**TASK INSTRUCTIONS**
What is needed is an exact copy of the entries, with the pictures excluded.

**THE RECORDS**
----------------------------------------

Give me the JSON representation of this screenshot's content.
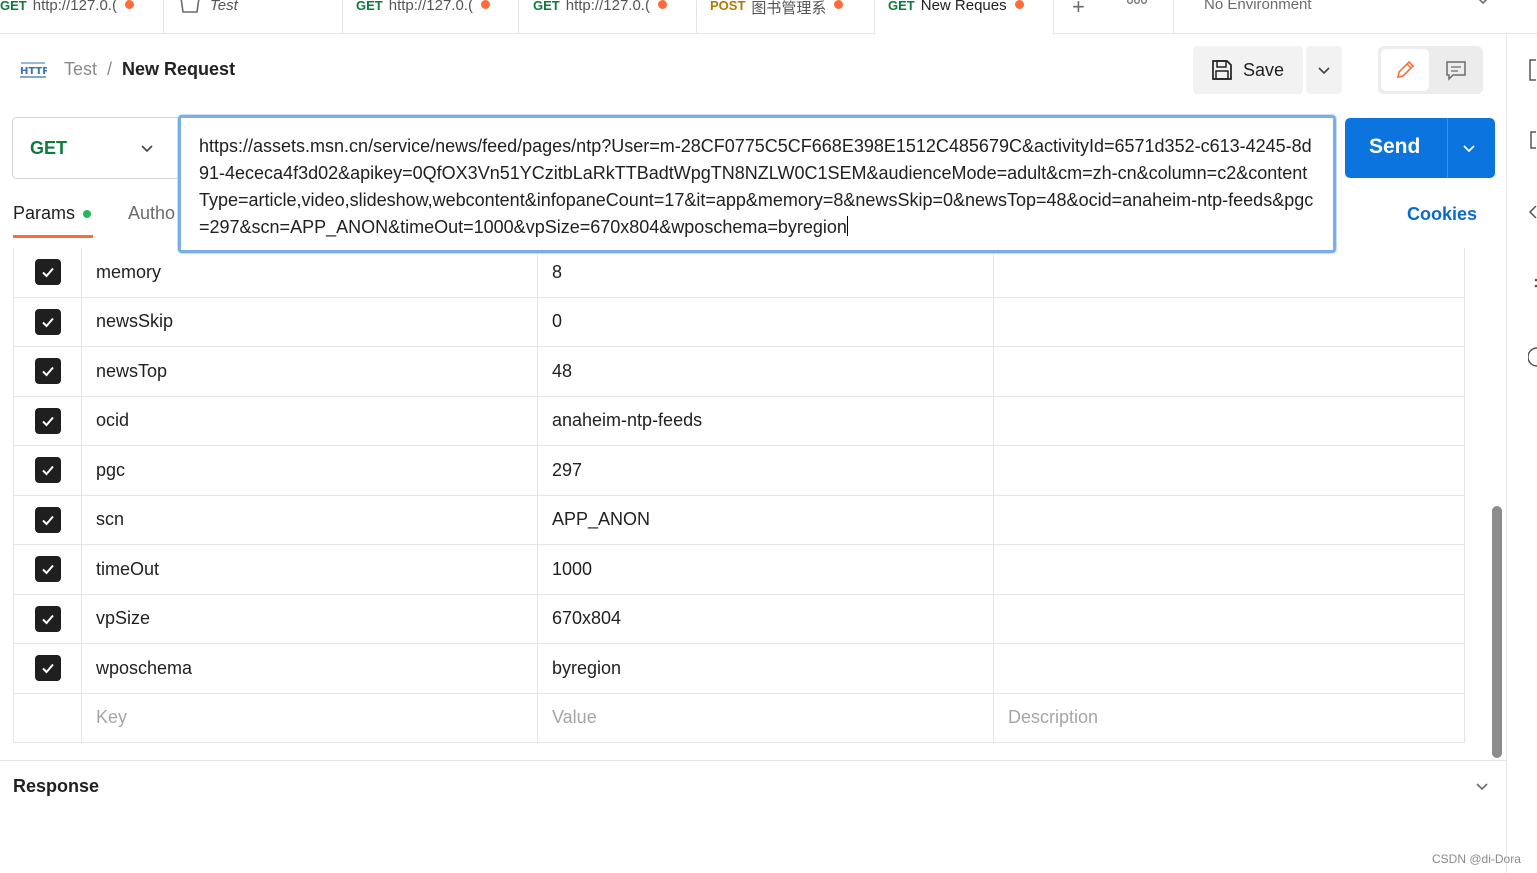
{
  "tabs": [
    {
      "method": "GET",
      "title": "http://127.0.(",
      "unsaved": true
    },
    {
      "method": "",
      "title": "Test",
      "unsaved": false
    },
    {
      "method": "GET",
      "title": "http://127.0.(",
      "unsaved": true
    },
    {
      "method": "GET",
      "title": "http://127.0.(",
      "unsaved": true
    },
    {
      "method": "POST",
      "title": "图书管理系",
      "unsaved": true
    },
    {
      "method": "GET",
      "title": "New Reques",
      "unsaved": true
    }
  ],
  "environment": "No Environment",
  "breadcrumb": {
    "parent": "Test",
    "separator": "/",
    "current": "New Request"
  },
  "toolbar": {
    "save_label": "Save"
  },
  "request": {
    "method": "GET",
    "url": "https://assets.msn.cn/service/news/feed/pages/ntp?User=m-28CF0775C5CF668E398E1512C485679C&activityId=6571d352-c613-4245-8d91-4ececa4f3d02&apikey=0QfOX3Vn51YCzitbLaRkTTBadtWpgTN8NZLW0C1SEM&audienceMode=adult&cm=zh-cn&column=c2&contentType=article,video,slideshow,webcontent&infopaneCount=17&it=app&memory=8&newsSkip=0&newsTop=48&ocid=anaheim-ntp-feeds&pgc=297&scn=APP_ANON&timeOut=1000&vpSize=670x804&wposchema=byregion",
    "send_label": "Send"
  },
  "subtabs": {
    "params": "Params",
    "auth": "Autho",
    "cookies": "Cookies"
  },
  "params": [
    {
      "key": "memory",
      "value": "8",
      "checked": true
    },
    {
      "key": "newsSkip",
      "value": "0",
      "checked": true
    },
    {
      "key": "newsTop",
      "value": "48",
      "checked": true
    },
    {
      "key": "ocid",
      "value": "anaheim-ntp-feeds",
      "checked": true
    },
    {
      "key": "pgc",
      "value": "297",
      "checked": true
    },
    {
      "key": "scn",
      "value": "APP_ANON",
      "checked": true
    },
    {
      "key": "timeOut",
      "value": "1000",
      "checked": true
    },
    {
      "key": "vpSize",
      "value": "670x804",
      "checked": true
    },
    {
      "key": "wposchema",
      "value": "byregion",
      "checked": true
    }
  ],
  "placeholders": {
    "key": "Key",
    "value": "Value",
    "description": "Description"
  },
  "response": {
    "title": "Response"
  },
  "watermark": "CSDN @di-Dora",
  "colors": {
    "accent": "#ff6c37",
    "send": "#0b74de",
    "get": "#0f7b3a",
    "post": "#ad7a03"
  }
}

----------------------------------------

**ANSWER TO THIS PROBLEM**
Give me the JSON representation of this screenshot's content.
{
  "tabs": [
    {
      "method": "GET",
      "title": "http://127.0.(",
      "unsaved": true
    },
    {
      "method": "",
      "title": "Test",
      "unsaved": false
    },
    {
      "method": "GET",
      "title": "http://127.0.(",
      "unsaved": true
    },
    {
      "method": "GET",
      "title": "http://127.0.(",
      "unsaved": true
    },
    {
      "method": "POST",
      "title": "图书管理系",
      "unsaved": true
    },
    {
      "method": "GET",
      "title": "New Reques",
      "unsaved": true
    }
  ],
  "environment": "No Environment",
  "breadcrumb": {
    "parent": "Test",
    "separator": "/",
    "current": "New Request"
  },
  "toolbar": {
    "save_label": "Save"
  },
  "request": {
    "method": "GET",
    "url": "https://assets.msn.cn/service/news/feed/pages/ntp?User=m-28CF0775C5CF668E398E1512C485679C&activityId=6571d352-c613-4245-8d91-4ececa4f3d02&apikey=0QfOX3Vn51YCzitbLaRkTTBadtWpgTN8NZLW0C1SEM&audienceMode=adult&cm=zh-cn&column=c2&contentType=article,video,slideshow,webcontent&infopaneCount=17&it=app&memory=8&newsSkip=0&newsTop=48&ocid=anaheim-ntp-feeds&pgc=297&scn=APP_ANON&timeOut=1000&vpSize=670x804&wposchema=byregion",
    "send_label": "Send"
  },
  "subtabs": {
    "params": "Params",
    "auth": "Autho",
    "cookies": "Cookies"
  },
  "params": [
    {
      "key": "memory",
      "value": "8",
      "checked": true
    },
    {
      "key": "newsSkip",
      "value": "0",
      "checked": true
    },
    {
      "key": "newsTop",
      "value": "48",
      "checked": true
    },
    {
      "key": "ocid",
      "value": "anaheim-ntp-feeds",
      "checked": true
    },
    {
      "key": "pgc",
      "value": "297",
      "checked": true
    },
    {
      "key": "scn",
      "value": "APP_ANON",
      "checked": true
    },
    {
      "key": "timeOut",
      "value": "1000",
      "checked": true
    },
    {
      "key": "vpSize",
      "value": "670x804",
      "checked": true
    },
    {
      "key": "wposchema",
      "value": "byregion",
      "checked": true
    }
  ],
  "placeholders": {
    "key": "Key",
    "value": "Value",
    "description": "Description"
  },
  "response": {
    "title": "Response"
  },
  "watermark": "CSDN @di-Dora",
  "colors": {
    "accent": "#ff6c37",
    "send": "#0b74de",
    "get": "#0f7b3a",
    "post": "#ad7a03"
  }
}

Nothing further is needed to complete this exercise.